The Qindred service itself is obviously a work in progress, and it shows. Again, this is an early release, so don’t plan on it being like that later this spring when you get your own camera. One thing I’ve really liked about the service is that it automatically improves photos. It either crops out parts that aren’t a face or person, or it enhances the pictures. I’ve found this to work very well.
Battery life is quite adequate with my unit. At the end of the day, I usually have about 60 or 70 percent remaining, and that’s after having it on all day.
The only problem I’ve noticed so far is with capturing media on demand. In theory, you should be able to tap on the front to either take a picture or record a video, but I’ve found that this doesn’t always work. The only instance when I can initiate capturing is when I’m at home and on my home WiFi network. I’m pretty sure it shouldn’t be that way, and I’ve contacted Acumulus9 to let them know.
Overall, if you’re frequently around people you want to have memories of, this device is a great choice. It’s quite unique in that it makes pictures even better by automatically editing them, and only taking them at the right time. Pictures and video are crisp when taken in good conditions, and it will save most moments of your day perfectly.
The QindredCam will be available for purchase soon at $149.
Want some more specs? Find them linked here.

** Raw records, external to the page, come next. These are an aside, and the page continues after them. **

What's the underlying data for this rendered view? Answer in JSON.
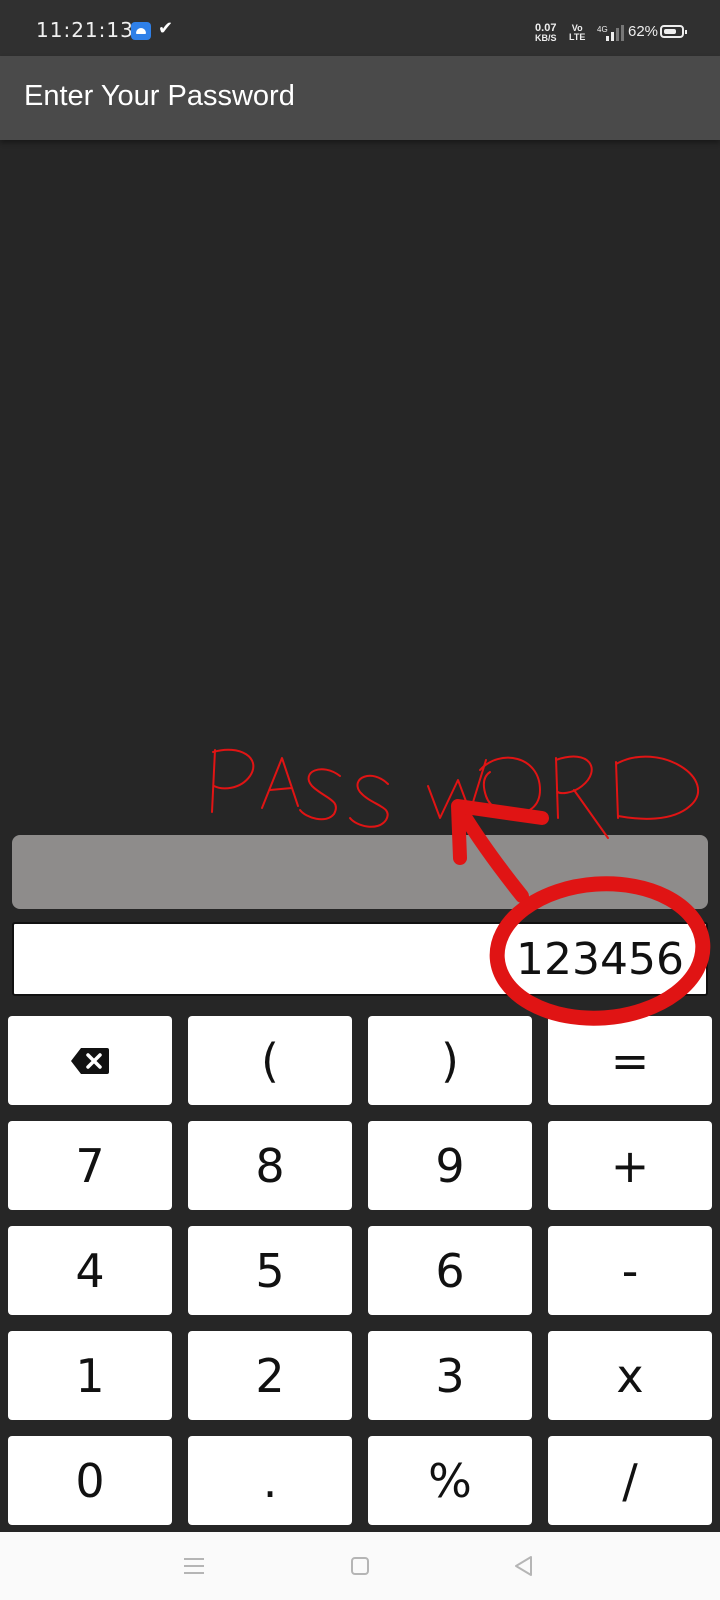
{
  "status_bar": {
    "time": "11:21:13",
    "net_speed_value": "0.07",
    "net_speed_unit": "KB/S",
    "volte_top": "Vo",
    "volte_bottom": "LTE",
    "battery_percent": "62%",
    "network_type": "4G"
  },
  "app_bar": {
    "title": "Enter Your Password"
  },
  "annotation": {
    "handwritten_text": "PASSWORD",
    "stroke_color": "#e01414"
  },
  "display": {
    "result": "",
    "input_value": "123456"
  },
  "keypad": {
    "rows": [
      [
        {
          "label": "",
          "name": "backspace-key",
          "icon": "backspace-icon"
        },
        {
          "label": "(",
          "name": "open-paren-key"
        },
        {
          "label": ")",
          "name": "close-paren-key"
        },
        {
          "label": "=",
          "name": "equals-key"
        }
      ],
      [
        {
          "label": "7",
          "name": "digit-7-key"
        },
        {
          "label": "8",
          "name": "digit-8-key"
        },
        {
          "label": "9",
          "name": "digit-9-key"
        },
        {
          "label": "+",
          "name": "plus-key"
        }
      ],
      [
        {
          "label": "4",
          "name": "digit-4-key"
        },
        {
          "label": "5",
          "name": "digit-5-key"
        },
        {
          "label": "6",
          "name": "digit-6-key"
        },
        {
          "label": "-",
          "name": "minus-key"
        }
      ],
      [
        {
          "label": "1",
          "name": "digit-1-key"
        },
        {
          "label": "2",
          "name": "digit-2-key"
        },
        {
          "label": "3",
          "name": "digit-3-key"
        },
        {
          "label": "x",
          "name": "multiply-key"
        }
      ],
      [
        {
          "label": "0",
          "name": "digit-0-key"
        },
        {
          "label": ".",
          "name": "decimal-key"
        },
        {
          "label": "%",
          "name": "percent-key"
        },
        {
          "label": "/",
          "name": "divide-key"
        }
      ]
    ]
  },
  "nav_bar": {
    "icons": [
      "menu-icon",
      "home-icon",
      "back-icon"
    ]
  },
  "colors": {
    "background": "#262626",
    "app_bar": "#4a4a4a",
    "result_bar": "#8e8c8b",
    "key_background": "#ffffff",
    "annotation_red": "#e01414"
  }
}
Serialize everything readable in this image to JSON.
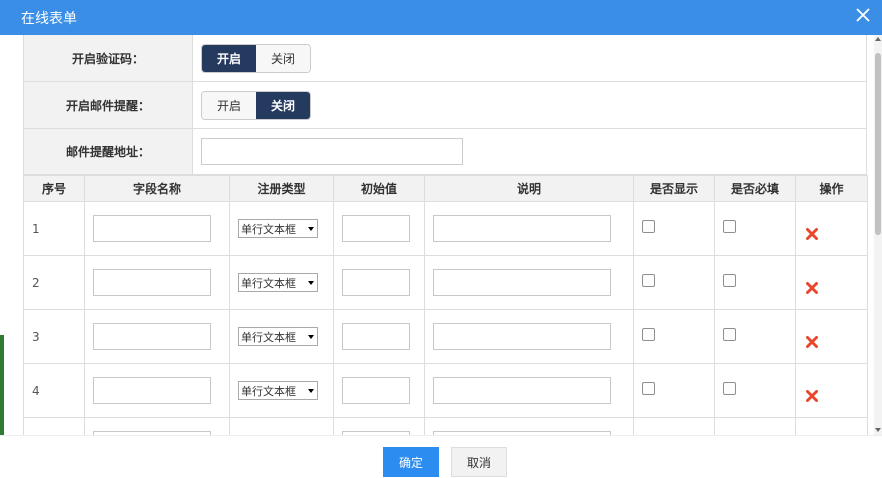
{
  "dialog": {
    "title": "在线表单"
  },
  "settings": {
    "captcha": {
      "label": "开启验证码：",
      "on_label": "开启",
      "off_label": "关闭",
      "selected": "开启"
    },
    "mail_remind": {
      "label": "开启邮件提醒：",
      "on_label": "开启",
      "off_label": "关闭",
      "selected": "关闭"
    },
    "mail_address": {
      "label": "邮件提醒地址：",
      "value": ""
    }
  },
  "table": {
    "headers": [
      "序号",
      "字段名称",
      "注册类型",
      "初始值",
      "说明",
      "是否显示",
      "是否必填",
      "操作"
    ],
    "rows": [
      {
        "index": "1",
        "field_name": "",
        "type": "单行文本框",
        "initial": "",
        "description": "",
        "show": false,
        "required": false
      },
      {
        "index": "2",
        "field_name": "",
        "type": "单行文本框",
        "initial": "",
        "description": "",
        "show": false,
        "required": false
      },
      {
        "index": "3",
        "field_name": "",
        "type": "单行文本框",
        "initial": "",
        "description": "",
        "show": false,
        "required": false
      },
      {
        "index": "4",
        "field_name": "",
        "type": "单行文本框",
        "initial": "",
        "description": "",
        "show": false,
        "required": false
      }
    ]
  },
  "footer": {
    "ok_label": "确定",
    "cancel_label": "取消"
  },
  "colors": {
    "titlebar": "#3a8ee6",
    "toggle_active": "#243a5e",
    "primary": "#2d8cf0",
    "delete": "#e8462d"
  },
  "icons": {
    "close": "close-icon",
    "delete": "delete-x-icon",
    "dropdown": "chevron-down-icon"
  }
}
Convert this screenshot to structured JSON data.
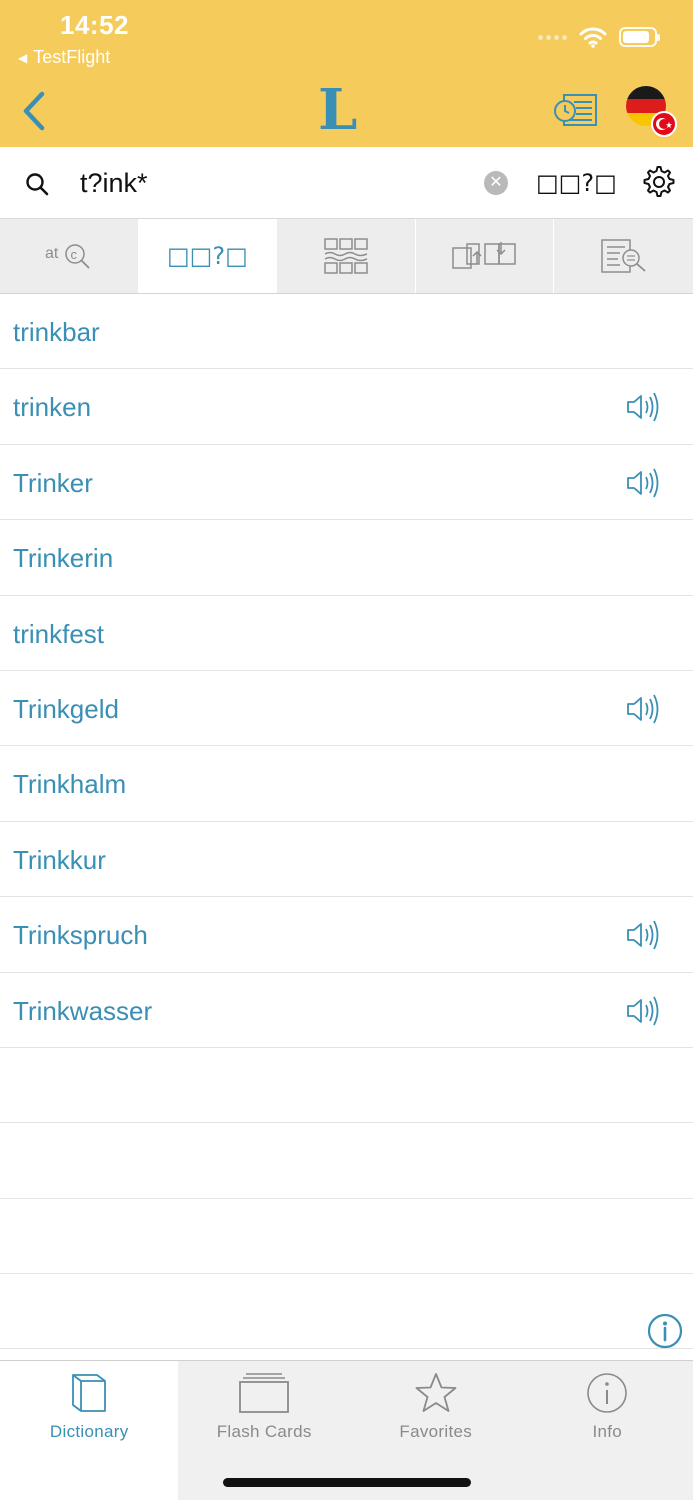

Interested in more unique content like this? Let me know in the comments below, and I’ll do my best to keep it coming.
Want sample footage? Find it linked here.